Q: Why do some time estimates have associated confidence intervals and other have min-max ranges?

For molecular time estimates derived from >= 5 time estimates from the scientific literature, a t-distribution is used to calculate a confidence interval for the molecular time estimate. When between 2 and 4 time estimates from the scientific literature are used to calculate a molecular time estimate, a range (min and max time estimates) is provided instead of a confidence interval. When only 1 time estimate from the scientific literature is available, no range or confidence interval is provided.

Q: How is topological incongruence among studies assessed?

Details about the acquisition of timetree data, their standardization, and the assembly of a global timetree (Timetree of Life, TTOL) based on individual timetrees are available in Hedges et al. (2015). In this method, timetrees and divergence data from individual studies are mapped onto a conservative guide tree available from the NCBI Taxonomy Browser, and these times are used to resolve polytomies and derive nodal times in the TTOL. This method also evaluates support for each resulting resolution by examining the number of timetree topologies in the database that are concordant with that resolution. When number of discordances are more than concordances, alternative topological configurations are tested for each resolution locally and the topology that minimizes the discordances is adopted. It is important to note that many nodes in the tree of life are poorly resolved and the robustness of this solution is limited by existing data. In particular, we recommend researchers to consult the most recent phylogenetic literature, some of which is not incorporated in the TimeTree because not all the phylogenetic studies include a timetree.

Q: How do you calculate the summary times?

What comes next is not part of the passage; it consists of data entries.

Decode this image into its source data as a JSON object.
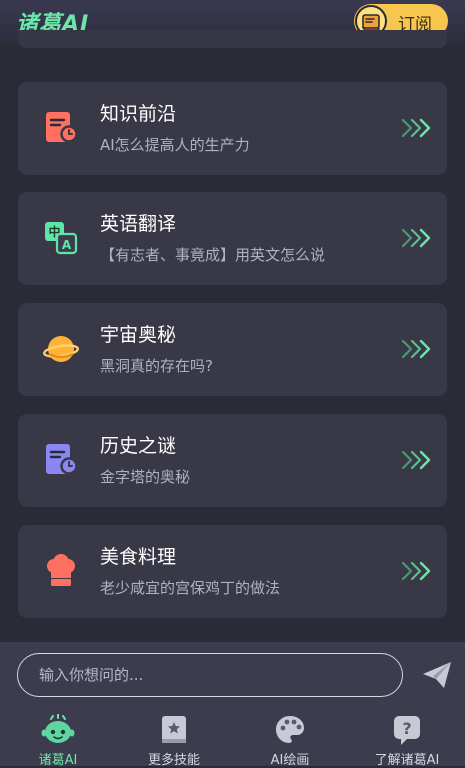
{
  "header": {
    "brand": "诸葛AI",
    "subscribe_label": "订阅"
  },
  "topics": [
    {
      "title": "知识前沿",
      "subtitle": "AI怎么提高人的生产力",
      "icon": "doc-clock-icon"
    },
    {
      "title": "英语翻译",
      "subtitle": "【有志者、事竟成】用英文怎么说",
      "icon": "translate-icon"
    },
    {
      "title": "宇宙奥秘",
      "subtitle": "黑洞真的存在吗?",
      "icon": "planet-icon"
    },
    {
      "title": "历史之谜",
      "subtitle": "金字塔的奥秘",
      "icon": "doc-clock-icon"
    },
    {
      "title": "美食料理",
      "subtitle": "老少咸宜的宫保鸡丁的做法",
      "icon": "chef-hat-icon"
    }
  ],
  "composer": {
    "placeholder": "输入你想问的..."
  },
  "tabs": [
    {
      "label": "诸葛AI",
      "active": true
    },
    {
      "label": "更多技能",
      "active": false
    },
    {
      "label": "AI绘画",
      "active": false
    },
    {
      "label": "了解诸葛AI",
      "active": false
    }
  ],
  "colors": {
    "accent_green": "#6ee6a8",
    "subscribe_yellow": "#f6c64f",
    "card_bg": "#383846",
    "page_bg": "#2b2b38"
  }
}
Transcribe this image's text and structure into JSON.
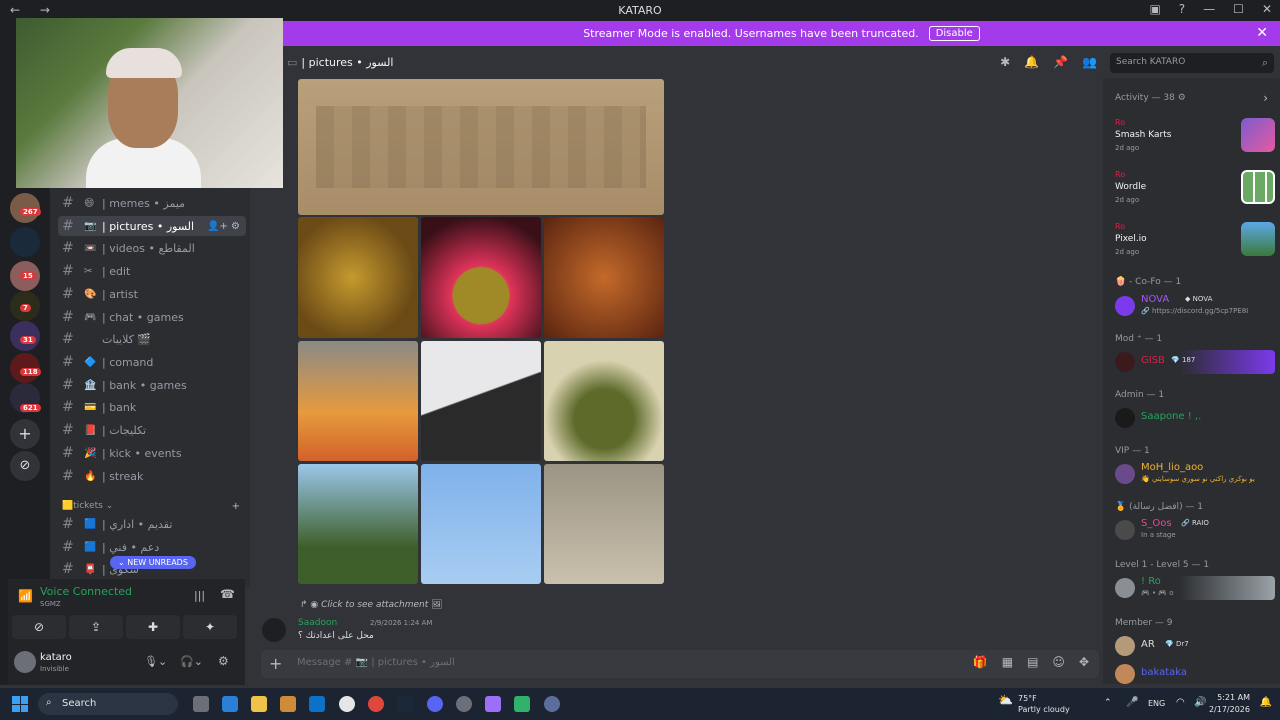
{
  "window": {
    "title": "KATARO",
    "nav": "← →"
  },
  "banner": {
    "text": "Streamer Mode is enabled. Usernames have been truncated.",
    "button": "Disable",
    "color": "#a43bea"
  },
  "servers": {
    "badges": [
      "267",
      "15",
      "7",
      "31",
      "118",
      "621"
    ]
  },
  "channels": [
    {
      "emoji": "😄",
      "label": "| memes • ميمز"
    },
    {
      "emoji": "📷",
      "label": "| pictures • السور"
    },
    {
      "emoji": "📼",
      "label": "| videos • المقاطع"
    },
    {
      "emoji": "✂",
      "label": "| edit"
    },
    {
      "emoji": "🎨",
      "label": "| artist"
    },
    {
      "emoji": "🎮",
      "label": "| chat • games"
    },
    {
      "emoji": "",
      "label": "كلايبات 🎬"
    },
    {
      "emoji": "🔷",
      "label": "| comand"
    },
    {
      "emoji": "🏦",
      "label": "| bank • games"
    },
    {
      "emoji": "💳",
      "label": "| bank"
    },
    {
      "emoji": "📕",
      "label": "| تكليجات"
    },
    {
      "emoji": "🎉",
      "label": "| kick • events"
    },
    {
      "emoji": "🔥",
      "label": "| streak"
    }
  ],
  "category": {
    "label": "🟨tickets ⌄"
  },
  "ticket_channels": [
    {
      "emoji": "🟦",
      "label": "| تقديم • اداري"
    },
    {
      "emoji": "🟦",
      "label": "| دعم • فني"
    },
    {
      "emoji": "📮",
      "label": "| شكوى"
    }
  ],
  "new_unreads": "⌄ NEW UNREADS",
  "voice": {
    "title": "Voice Connected",
    "sub": "SGMZ"
  },
  "user": {
    "name": "kataro",
    "status": "Invisible"
  },
  "chat": {
    "channel": "| pictures • السور",
    "attachment_link": "Click to see attachment",
    "author": "Saadoon",
    "timestamp": "2/9/2026 1:24 AM",
    "message": "محل على اعدادتك ؟",
    "composer_placeholder": "Message # 📷 | pictures • السور"
  },
  "search": {
    "placeholder": "Search KATARO"
  },
  "members": {
    "activity_header": "Activity — 38 ⚙",
    "activities": [
      {
        "user": "Ro",
        "game": "Smash Karts",
        "ago": "2d ago"
      },
      {
        "user": "Ro",
        "game": "Wordle",
        "ago": "2d ago"
      },
      {
        "user": "Ro",
        "game": "Pixel.io",
        "ago": "2d ago"
      }
    ],
    "groups": [
      {
        "header": "🍿 - Co-Fo — 1",
        "name": "NOVA",
        "tag": "◆ NOVA",
        "sub": "🔗 https://discord.gg/5cp7PE8I",
        "color": "#a855f7"
      },
      {
        "header": "Mod ⁺ — 1",
        "name": "GISB",
        "tag": "💎 187",
        "sub": "",
        "color": "#e11d48"
      },
      {
        "header": "Admin — 1",
        "name": "Saapone ! ,.",
        "tag": "",
        "sub": "",
        "color": "#23a55a"
      },
      {
        "header": "VIP — 1",
        "name": "MoH_lio_aoo",
        "tag": "",
        "sub": "👋 يو بوكري راكتي نو سوري سوسايتي",
        "color": "#f0b232"
      },
      {
        "header": "🏅 (افضل رسالة) — 1",
        "name": "S_Oos",
        "tag": "🔗 RAIO",
        "sub": "In a stage",
        "color": "#eb459e"
      },
      {
        "header": "Level 1 - Level 5 — 1",
        "name": "! Ro",
        "tag": "",
        "sub": "🎮 • 🎮 o",
        "color": "#23a55a"
      },
      {
        "header": "Member — 9",
        "name": "AR",
        "tag": "💎 Dr7",
        "sub": "",
        "color": "#dbdee1"
      },
      {
        "header": "",
        "name": "bakataka",
        "tag": "",
        "sub": "",
        "color": "#5865f2"
      }
    ]
  },
  "taskbar": {
    "search": "Search",
    "weather_temp": "75°F",
    "weather_desc": "Partly cloudy",
    "lang": "ENG",
    "time": "5:21 AM",
    "date": "2/17/2026"
  }
}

Summary time estimates are calculated using a simple average and a weighted average based on the number of genes analyzed. The weighted average for each data type is calculated in addition to the overall weighted average.

Q: What search method is employed to locate molecular time estimates for a pair of taxa?

When a valid pair of taxa is submitted through the search page, the TimeTree Database determines the most inclusive taxonomic groups for each query taxa. Such groups are one level lower in the taxonomic classification than the common taxon that includes both query taxa. Once these groups are determined, the TimeTree Database obtains all molecular time estimates in which a member of the most inclusive group for Taxon A is compared to a member of the most inclusive group for Taxon B.

Q: How do I cite the TimeTree database?

Hedges SB, Marin J, Suleski M, Paymer M & Kumar S (2015) Tree of Life Reveals Clock-Like Speciation and Diversification. Mol Biol Evol 32: 835-845.

Kumar S & Hedges SB (2011) TimeTree2: species divergence times on the iPhone. Bioinformatics 27:2023-2024.

Hedges SB, Dudley J, & Kumar S (2006). TimeTree: A public knowledge-base of divergence times among organisms. Bioinformatics 22: 2971-2972.

Q: Can I download the TimeTree Database data on to my computer?

The TimeTree Database data is currently not available for download. Methods for making these data available in the future are currently under discussion.

Q: I found an error on the TimeTree website. How can I report it?

Errors and suggestions can be submitted using the contact page.

Q: Can I get a list of the literature referenced by the TimeTree Database?

Yes, please click here to view a complete list of references.

Q: How often is the TimeTree Database updated?

Currently, the TimeTree Database is updated periodically, because each update requires changes to the large guide tree. In the future, updates will occur more frequently or continuously as new literature appears.

Q: Can I submit my own, unpublished, molecular time estimate to the TimeTree Database?

The TimeTree Database currently relies solely on published data and is not presently accepting unpublished time estimates.

Q: What software was used to create the TimeTree Database and Website?

The TimeTree Database was developed using the PostgreSQL database server. The web interface was developed with HTML, PHP, and Javascript.

Q: Why are the calibrations not listed for each study?

Calibrations are important in timing but they are used in different ways by different investigators. For example they can be used as minimums, maximums, fixed points, and with different distributions (e.g., lognormal, exponential, uniform). Two studies with identical calibrations could present greatly different time estimates because of this complexity in methodology. If you have questions about such details, it is advisable to refer to the original studies.

Q: Why is the time estimation method not listed for each study?

There are many methods of time estimation and many options that can be used with each method. Two studies with identical data, calibrations, and using the same software, can yield different time estimates depending on how the software was used. If you have questions about such details, it is advisable to refer to the original studies.

Q: In the timetrees, why do some nodes have open circles and others have solid circles?

Solid circles mark nodes that map directly to the NCBI Taxonomy and the open circles indicate nodes that were created during the polytomy resolution process which is described in Hedges et al. (2015).